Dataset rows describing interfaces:
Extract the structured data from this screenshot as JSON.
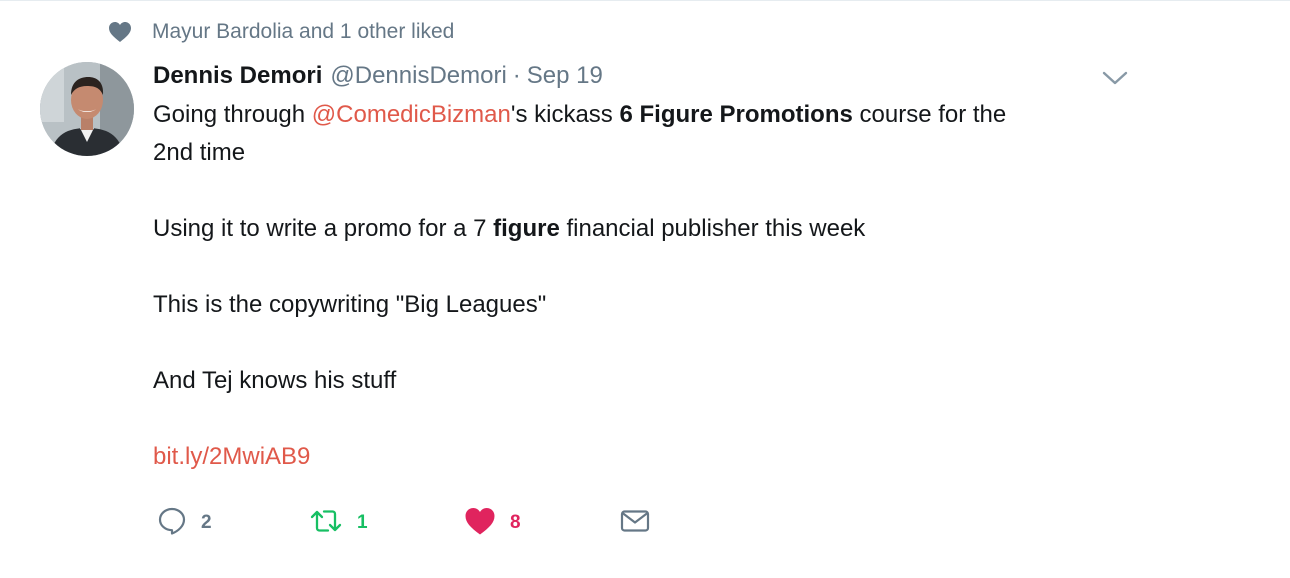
{
  "context": {
    "text": "Mayur Bardolia and 1 other liked",
    "icon": "heart-icon"
  },
  "tweet": {
    "author_name": "Dennis Demori",
    "author_handle": "@DennisDemori",
    "separator": "·",
    "timestamp": "Sep 19",
    "menu_icon": "chevron-down-icon",
    "line1_before": "Going through ",
    "line1_mention": "@ComedicBizman",
    "line1_middle": "'s kickass ",
    "line1_bold": "6 Figure Promotions",
    "line1_after": " course for the",
    "line2": "2nd time",
    "para2_before": "Using it to write a promo for a 7 ",
    "para2_bold": "figure",
    "para2_after": " financial publisher this week",
    "para3": "This is the copywriting \"Big Leagues\"",
    "para4": "And Tej knows his stuff",
    "link": "bit.ly/2MwiAB9"
  },
  "actions": {
    "reply_count": "2",
    "retweet_count": "1",
    "like_count": "8"
  },
  "colors": {
    "accent": "#e0594a",
    "like": "#e0245e",
    "retweet": "#17bf63",
    "muted": "#657786"
  }
}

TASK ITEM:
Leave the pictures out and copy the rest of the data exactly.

OUTPUT BELOW:
Extract the structured data from this screenshot as JSON.
{
  "context": {
    "text": "Mayur Bardolia and 1 other liked",
    "icon": "heart-icon"
  },
  "tweet": {
    "author_name": "Dennis Demori",
    "author_handle": "@DennisDemori",
    "separator": "·",
    "timestamp": "Sep 19",
    "menu_icon": "chevron-down-icon",
    "line1_before": "Going through ",
    "line1_mention": "@ComedicBizman",
    "line1_middle": "'s kickass ",
    "line1_bold": "6 Figure Promotions",
    "line1_after": " course for the",
    "line2": "2nd time",
    "para2_before": "Using it to write a promo for a 7 ",
    "para2_bold": "figure",
    "para2_after": " financial publisher this week",
    "para3": "This is the copywriting \"Big Leagues\"",
    "para4": "And Tej knows his stuff",
    "link": "bit.ly/2MwiAB9"
  },
  "actions": {
    "reply_count": "2",
    "retweet_count": "1",
    "like_count": "8"
  },
  "colors": {
    "accent": "#e0594a",
    "like": "#e0245e",
    "retweet": "#17bf63",
    "muted": "#657786"
  }
}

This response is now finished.